Treviso began its history as a centre inhabited in the Bronze Age, whereas the Roman city of Tarvisium underwent a phase of considerable development in the era of the communes. Spared by Attila, it flourished under the Goths and the Lombards who made it a duchy. In the Middle Ages it experienced its most glorious era and after a period of conflict between the Guelphs and Ghibellines for domination, it spontaneously joined the Republic of Venice in 1339. The city was subsequently disputed between Austria and Italia until 1866. It suffered from bombing in the 1915-18 war, but even more so in the Second World War, when bombing by the Americans led to thousands of victims and destroyed many public buildings and monuments of considerable historic interest.
The city and its monuments

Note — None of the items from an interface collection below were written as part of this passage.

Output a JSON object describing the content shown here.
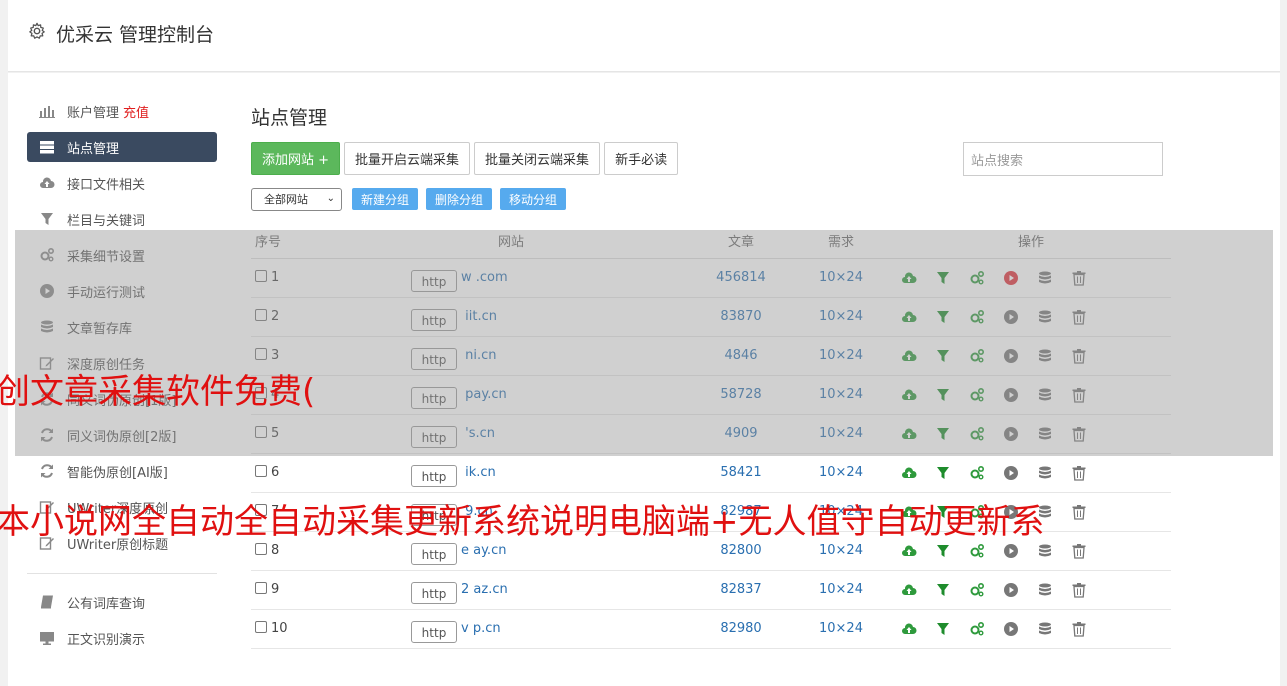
{
  "header": {
    "title": "优采云 管理控制台"
  },
  "sidebar": {
    "items": [
      {
        "label": "账户管理",
        "extra": "充值",
        "icon": "bar-chart-icon"
      },
      {
        "label": "站点管理",
        "icon": "server-icon",
        "active": true
      },
      {
        "label": "接口文件相关",
        "icon": "cloud-upload-icon"
      },
      {
        "label": "栏目与关键词",
        "icon": "filter-icon"
      },
      {
        "label": "采集细节设置",
        "icon": "cogs-icon"
      },
      {
        "label": "手动运行测试",
        "icon": "play-icon"
      },
      {
        "label": "文章暂存库",
        "icon": "database-icon"
      },
      {
        "label": "深度原创任务",
        "icon": "edit-icon"
      },
      {
        "label": "同义词伪原创[1版]",
        "icon": "refresh-icon"
      },
      {
        "label": "同义词伪原创[2版]",
        "icon": "refresh-icon"
      },
      {
        "label": "智能伪原创[AI版]",
        "icon": "refresh-icon"
      },
      {
        "label": "UWriter深度原创",
        "icon": "edit-icon"
      },
      {
        "label": "UWriter原创标题",
        "icon": "edit-icon"
      }
    ],
    "items2": [
      {
        "label": "公有词库查询",
        "icon": "book-icon"
      },
      {
        "label": "正文识别演示",
        "icon": "monitor-icon"
      }
    ]
  },
  "main": {
    "title": "站点管理",
    "add_site": "添加网站 +",
    "batch_open": "批量开启云端采集",
    "batch_close": "批量关闭云端采集",
    "newbie": "新手必读",
    "search_placeholder": "站点搜索",
    "group_select": "全部网站",
    "new_group": "新建分组",
    "delete_group": "删除分组",
    "move_group": "移动分组",
    "columns": {
      "index": "序号",
      "site": "网站",
      "articles": "文章",
      "demand": "需求",
      "ops": "操作"
    },
    "rows": [
      {
        "index": "1",
        "http": "http",
        "domain": "w          .com",
        "articles": "456814",
        "demand": "10×24"
      },
      {
        "index": "2",
        "http": "http",
        "domain": "    iit.cn",
        "articles": "83870",
        "demand": "10×24"
      },
      {
        "index": "3",
        "http": "http",
        "domain": "     ni.cn",
        "articles": "4846",
        "demand": "10×24"
      },
      {
        "index": "4",
        "http": "http",
        "domain": "      pay.cn",
        "articles": "58728",
        "demand": "10×24"
      },
      {
        "index": "5",
        "http": "http",
        "domain": "      's.cn",
        "articles": "4909",
        "demand": "10×24"
      },
      {
        "index": "6",
        "http": "http",
        "domain": "      ik.cn",
        "articles": "58421",
        "demand": "10×24"
      },
      {
        "index": "7",
        "http": "http",
        "domain": "      9.cn",
        "articles": "82987",
        "demand": "10×24"
      },
      {
        "index": "8",
        "http": "http",
        "domain": "e     ay.cn",
        "articles": "82800",
        "demand": "10×24"
      },
      {
        "index": "9",
        "http": "http",
        "domain": "2     az.cn",
        "articles": "82837",
        "demand": "10×24"
      },
      {
        "index": "10",
        "http": "http",
        "domain": "v     p.cn",
        "articles": "82980",
        "demand": "10×24"
      }
    ]
  },
  "overlay": {
    "line1": "创文章采集软件免费(",
    "line2": "本小说网全自动全自动采集更新系统说明电脑端+无人值守自动更新系"
  },
  "colors": {
    "active_nav": "#3a4a60",
    "green": "#5cb85c",
    "blue_btn": "#56aaee",
    "link": "#2a6fb0",
    "overlay_red": "#e01010"
  }
}
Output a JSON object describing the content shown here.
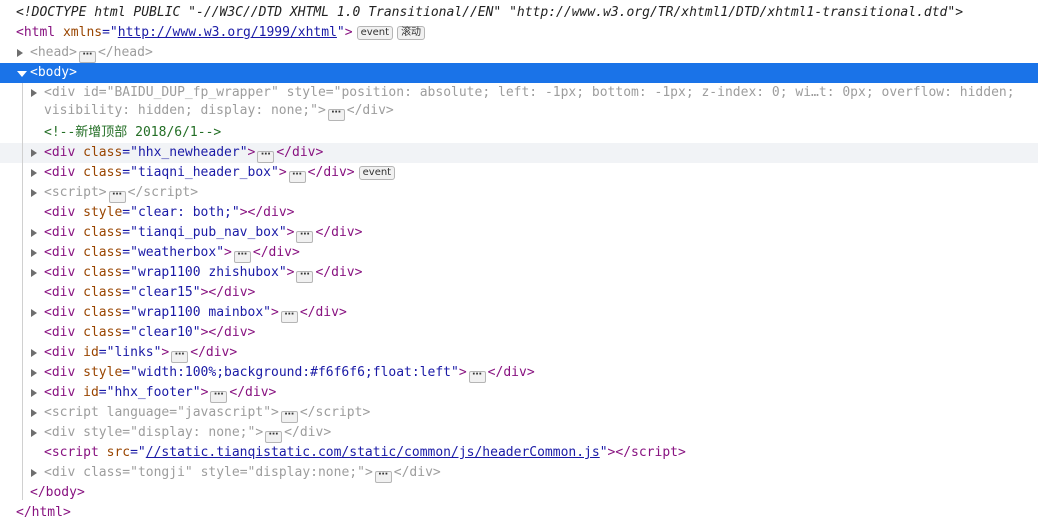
{
  "doctype": "<!DOCTYPE html PUBLIC \"-//W3C//DTD XHTML 1.0 Transitional//EN\" \"http://www.w3.org/TR/xhtml1/DTD/xhtml1-transitional.dtd\">",
  "ellipsis": "⋯",
  "badges": {
    "event": "event",
    "scroll": "滚动"
  },
  "nodes": [
    {
      "kind": "open",
      "indent": 0,
      "tag": "html",
      "attrs": [
        {
          "name": "xmlns",
          "value": "http://www.w3.org/1999/xhtml",
          "link": true
        }
      ],
      "badges": [
        "event",
        "scroll"
      ]
    },
    {
      "kind": "collapsed",
      "indent": 1,
      "tag": "head",
      "attrs": [],
      "faded": true
    },
    {
      "kind": "open",
      "indent": 1,
      "tag": "body",
      "attrs": [],
      "expanded": true,
      "selected": true
    },
    {
      "kind": "collapsed",
      "indent": 2,
      "tag": "div",
      "faded": true,
      "wrap": true,
      "attrs": [
        {
          "name": "id",
          "value": "BAIDU_DUP_fp_wrapper"
        },
        {
          "name": "style",
          "value": "position: absolute; left: -1px; bottom: -1px; z-index: 0; wi…t: 0px; overflow: hidden; visibility: hidden; display: none;"
        }
      ]
    },
    {
      "kind": "comment",
      "indent": 2,
      "text": "<!--新增顶部 2018/6/1-->"
    },
    {
      "kind": "collapsed",
      "indent": 2,
      "tag": "div",
      "attrs": [
        {
          "name": "class",
          "value": "hhx_newheader"
        }
      ],
      "hover": true
    },
    {
      "kind": "collapsed",
      "indent": 2,
      "tag": "div",
      "attrs": [
        {
          "name": "class",
          "value": "tiaqni_header_box"
        }
      ],
      "badges": [
        "event"
      ]
    },
    {
      "kind": "collapsed",
      "indent": 2,
      "tag": "script",
      "attrs": [],
      "faded": true
    },
    {
      "kind": "leaf",
      "indent": 2,
      "tag": "div",
      "attrs": [
        {
          "name": "style",
          "value": "clear: both;"
        }
      ]
    },
    {
      "kind": "collapsed",
      "indent": 2,
      "tag": "div",
      "attrs": [
        {
          "name": "class",
          "value": "tianqi_pub_nav_box"
        }
      ]
    },
    {
      "kind": "collapsed",
      "indent": 2,
      "tag": "div",
      "attrs": [
        {
          "name": "class",
          "value": "weatherbox"
        }
      ]
    },
    {
      "kind": "collapsed",
      "indent": 2,
      "tag": "div",
      "attrs": [
        {
          "name": "class",
          "value": "wrap1100 zhishubox"
        }
      ]
    },
    {
      "kind": "leaf",
      "indent": 2,
      "tag": "div",
      "attrs": [
        {
          "name": "class",
          "value": "clear15"
        }
      ]
    },
    {
      "kind": "collapsed",
      "indent": 2,
      "tag": "div",
      "attrs": [
        {
          "name": "class",
          "value": "wrap1100 mainbox"
        }
      ]
    },
    {
      "kind": "leaf",
      "indent": 2,
      "tag": "div",
      "attrs": [
        {
          "name": "class",
          "value": "clear10"
        }
      ]
    },
    {
      "kind": "collapsed",
      "indent": 2,
      "tag": "div",
      "attrs": [
        {
          "name": "id",
          "value": "links"
        }
      ]
    },
    {
      "kind": "collapsed",
      "indent": 2,
      "tag": "div",
      "attrs": [
        {
          "name": "style",
          "value": "width:100%;background:#f6f6f6;float:left"
        }
      ]
    },
    {
      "kind": "collapsed",
      "indent": 2,
      "tag": "div",
      "attrs": [
        {
          "name": "id",
          "value": "hhx_footer"
        }
      ]
    },
    {
      "kind": "collapsed",
      "indent": 2,
      "tag": "script",
      "attrs": [
        {
          "name": "language",
          "value": "javascript"
        }
      ],
      "faded": true
    },
    {
      "kind": "collapsed",
      "indent": 2,
      "tag": "div",
      "attrs": [
        {
          "name": "style",
          "value": "display: none;"
        }
      ],
      "faded": true
    },
    {
      "kind": "leaf",
      "indent": 2,
      "tag": "script",
      "attrs": [
        {
          "name": "src",
          "value": "//static.tianqistatic.com/static/common/js/headerCommon.js",
          "link": true
        }
      ]
    },
    {
      "kind": "collapsed",
      "indent": 2,
      "tag": "div",
      "attrs": [
        {
          "name": "class",
          "value": "tongji"
        },
        {
          "name": "style",
          "value": "display:none;"
        }
      ],
      "faded": true
    },
    {
      "kind": "close",
      "indent": 1,
      "tag": "body"
    },
    {
      "kind": "close",
      "indent": 0,
      "tag": "html"
    }
  ]
}
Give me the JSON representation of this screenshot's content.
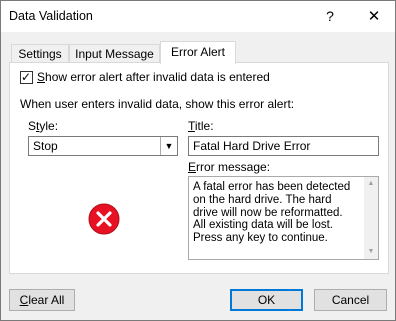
{
  "window": {
    "title": "Data Validation",
    "help_label": "?",
    "close_label": "✕"
  },
  "tabs": [
    {
      "label": "Settings",
      "active": false
    },
    {
      "label": "Input Message",
      "active": false
    },
    {
      "label": "Error Alert",
      "active": true
    }
  ],
  "error_alert": {
    "show_alert": {
      "checked": true,
      "check_glyph": "✓",
      "label_first": "S",
      "label_rest": "how error alert after invalid data is entered"
    },
    "when_label": "When user enters invalid data, show this error alert:",
    "style": {
      "label_first": "S",
      "label_middle": "t",
      "label_rest": "yle:",
      "value": "Stop",
      "icon": "stop-error-icon"
    },
    "title": {
      "label_first": "T",
      "label_rest": "itle:",
      "value": "Fatal Hard Drive Error"
    },
    "message": {
      "label_first": "E",
      "label_rest": "rror message:",
      "value": "A fatal error has been detected\non the hard drive.  The hard\ndrive will now be reformatted.\nAll existing data will be lost.\nPress any key to continue."
    }
  },
  "buttons": {
    "clear_all_first": "C",
    "clear_all_rest": "lear All",
    "ok": "OK",
    "cancel": "Cancel"
  },
  "colors": {
    "focus_blue": "#0078d7",
    "error_red": "#e81123"
  }
}
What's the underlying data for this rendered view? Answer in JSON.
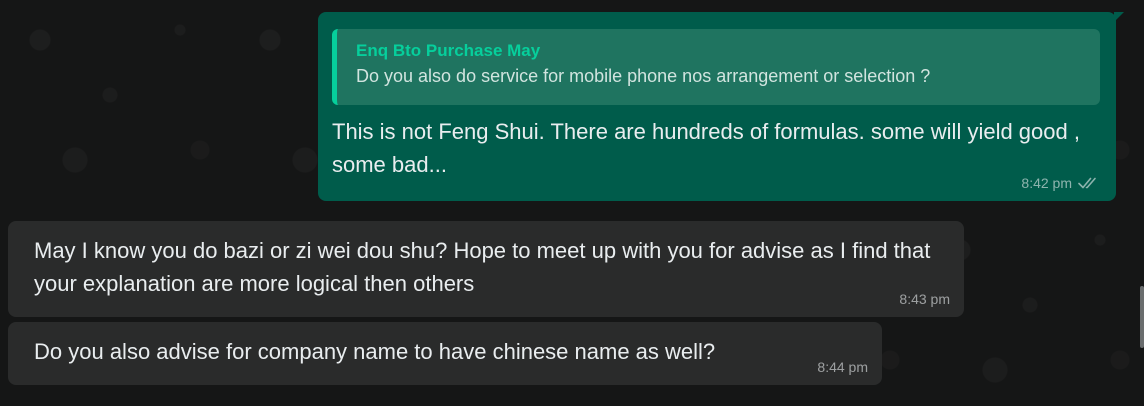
{
  "messages": [
    {
      "direction": "outgoing",
      "reply_to": {
        "author": "Enq Bto Purchase May",
        "text": "Do you also do service for mobile phone nos arrangement or selection ?"
      },
      "text": "This is not Feng Shui. There are hundreds of formulas. some will yield good , some bad...",
      "time": "8:42 pm",
      "status_icon": "double-check-icon"
    },
    {
      "direction": "incoming",
      "text": "May I know you do bazi or zi wei dou shu? Hope to meet up with you for advise as I find that your explanation are more logical then others",
      "time": "8:43 pm"
    },
    {
      "direction": "incoming",
      "text": "Do you also advise for company name to have chinese name as well?",
      "time": "8:44 pm"
    }
  ],
  "colors": {
    "outgoing_bubble": "#005c4b",
    "incoming_bubble": "#2a2b2b",
    "quote_accent": "#06cf9c",
    "background": "#151616"
  }
}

Treviso still conserves many of the painted houses which once characterised it. The Sile and Cagnan rivers, which meet here, give a special fascination to the historic centre, surrounded by its 16th century walls. Houses rising out or leaning over of the water, with fresco decoration on the façades and arcades running along the canals; this magical and harmonious atmosphere conserves a monumental, historic and artistic heritage of great value. In Treviso the Duomo of San Pietro, the Malchiostro chapel, the church of San Nicolò and the Civic Museum, with works by Bellini, Lotto, Titian and Bassano, should be visited. Finally, in Piazza dei Signori, there is an elegant succession of old communal buildings, creating a solemn and harmonious architectural setting with a medieval flavour.
The geographical area
The whole Treviso area contains a wealth of artistic and architectural treasures. In addition to the villas, there are enchanting towns such as Asolo, which lies on the gentle slopes of the rolling hills and is characterised by its medieval and renaissance architecture. A popular subject for painters it has always been frequented by famous visitors, such as Giosuè Carducci, Eleonora Duse, Ezra Pound and Stravinsky. Again in the area known as the Marca Gioiosa, we find Castelfranco Veneto, one of the most intact walled cities and the birthplace of Giorgione. Along the Piave wine route the itinerary is dotted with vineyards, alternating with innumerable artistic towns, such as Conegliano, Vittorio Veneto and Oderzo, all illustrating the beauty of the artistic and environmental heritage of the province.